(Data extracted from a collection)

========================

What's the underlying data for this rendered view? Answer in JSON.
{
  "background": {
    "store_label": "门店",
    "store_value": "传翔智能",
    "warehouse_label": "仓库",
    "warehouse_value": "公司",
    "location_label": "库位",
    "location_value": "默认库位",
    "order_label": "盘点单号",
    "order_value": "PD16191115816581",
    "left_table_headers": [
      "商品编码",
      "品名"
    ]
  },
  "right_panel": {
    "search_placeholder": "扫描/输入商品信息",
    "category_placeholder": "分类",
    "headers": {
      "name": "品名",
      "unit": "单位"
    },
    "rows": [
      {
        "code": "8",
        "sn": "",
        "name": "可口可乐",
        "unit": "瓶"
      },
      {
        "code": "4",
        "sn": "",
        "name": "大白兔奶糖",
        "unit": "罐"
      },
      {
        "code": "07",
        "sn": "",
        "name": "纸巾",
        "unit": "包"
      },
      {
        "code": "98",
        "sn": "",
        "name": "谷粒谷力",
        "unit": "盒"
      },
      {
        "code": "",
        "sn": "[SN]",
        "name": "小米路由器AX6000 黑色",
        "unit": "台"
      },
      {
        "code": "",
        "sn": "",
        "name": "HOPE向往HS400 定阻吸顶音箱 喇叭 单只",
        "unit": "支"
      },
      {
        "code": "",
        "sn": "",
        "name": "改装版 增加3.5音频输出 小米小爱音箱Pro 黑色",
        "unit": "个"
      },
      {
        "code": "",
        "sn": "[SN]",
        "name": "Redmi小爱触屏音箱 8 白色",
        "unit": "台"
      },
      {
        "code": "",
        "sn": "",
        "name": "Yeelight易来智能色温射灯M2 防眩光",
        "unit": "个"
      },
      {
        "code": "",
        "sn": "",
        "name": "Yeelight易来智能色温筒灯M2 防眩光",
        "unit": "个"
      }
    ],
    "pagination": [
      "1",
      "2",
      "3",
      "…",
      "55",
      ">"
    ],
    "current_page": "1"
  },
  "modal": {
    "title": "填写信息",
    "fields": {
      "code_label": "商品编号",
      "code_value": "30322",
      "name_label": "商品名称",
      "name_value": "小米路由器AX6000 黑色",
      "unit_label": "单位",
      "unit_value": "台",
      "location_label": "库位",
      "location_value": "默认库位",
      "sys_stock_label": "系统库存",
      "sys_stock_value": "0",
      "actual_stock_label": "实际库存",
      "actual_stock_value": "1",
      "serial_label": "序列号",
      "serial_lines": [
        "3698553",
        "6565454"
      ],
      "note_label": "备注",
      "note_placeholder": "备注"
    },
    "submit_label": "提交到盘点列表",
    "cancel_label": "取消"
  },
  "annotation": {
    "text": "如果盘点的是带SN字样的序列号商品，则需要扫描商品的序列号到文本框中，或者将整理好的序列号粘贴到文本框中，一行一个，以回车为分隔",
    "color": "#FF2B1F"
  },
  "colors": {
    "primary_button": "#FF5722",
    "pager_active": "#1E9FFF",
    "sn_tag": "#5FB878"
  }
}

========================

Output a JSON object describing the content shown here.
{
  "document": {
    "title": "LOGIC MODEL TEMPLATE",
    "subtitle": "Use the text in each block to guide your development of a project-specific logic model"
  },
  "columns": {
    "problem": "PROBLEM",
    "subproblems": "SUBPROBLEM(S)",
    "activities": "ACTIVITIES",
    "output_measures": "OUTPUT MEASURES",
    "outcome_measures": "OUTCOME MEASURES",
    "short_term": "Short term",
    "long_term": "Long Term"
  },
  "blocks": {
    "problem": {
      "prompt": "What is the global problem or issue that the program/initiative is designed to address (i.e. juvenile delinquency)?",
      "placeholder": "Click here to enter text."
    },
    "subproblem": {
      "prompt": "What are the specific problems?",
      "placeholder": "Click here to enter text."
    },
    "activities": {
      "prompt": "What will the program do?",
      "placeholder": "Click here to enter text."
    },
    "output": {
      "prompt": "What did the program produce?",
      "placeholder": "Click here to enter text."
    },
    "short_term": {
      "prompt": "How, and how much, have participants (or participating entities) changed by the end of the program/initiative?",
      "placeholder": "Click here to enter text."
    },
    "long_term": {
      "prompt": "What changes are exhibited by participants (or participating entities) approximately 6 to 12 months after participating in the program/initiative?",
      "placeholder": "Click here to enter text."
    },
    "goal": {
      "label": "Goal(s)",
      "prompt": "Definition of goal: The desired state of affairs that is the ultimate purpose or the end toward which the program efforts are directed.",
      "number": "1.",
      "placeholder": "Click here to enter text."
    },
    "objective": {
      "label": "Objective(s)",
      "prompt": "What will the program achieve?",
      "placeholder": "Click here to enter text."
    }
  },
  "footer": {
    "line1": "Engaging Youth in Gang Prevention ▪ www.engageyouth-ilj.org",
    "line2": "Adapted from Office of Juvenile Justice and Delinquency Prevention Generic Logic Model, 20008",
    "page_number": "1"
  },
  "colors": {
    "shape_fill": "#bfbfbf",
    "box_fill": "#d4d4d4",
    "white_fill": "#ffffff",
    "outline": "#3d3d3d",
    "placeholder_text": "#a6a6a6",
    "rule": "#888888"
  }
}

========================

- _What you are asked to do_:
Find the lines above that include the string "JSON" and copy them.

- _Response area_:
What's the underlying data for this rendered view? Answer in JSON.
Output a JSON object describing the content shown here.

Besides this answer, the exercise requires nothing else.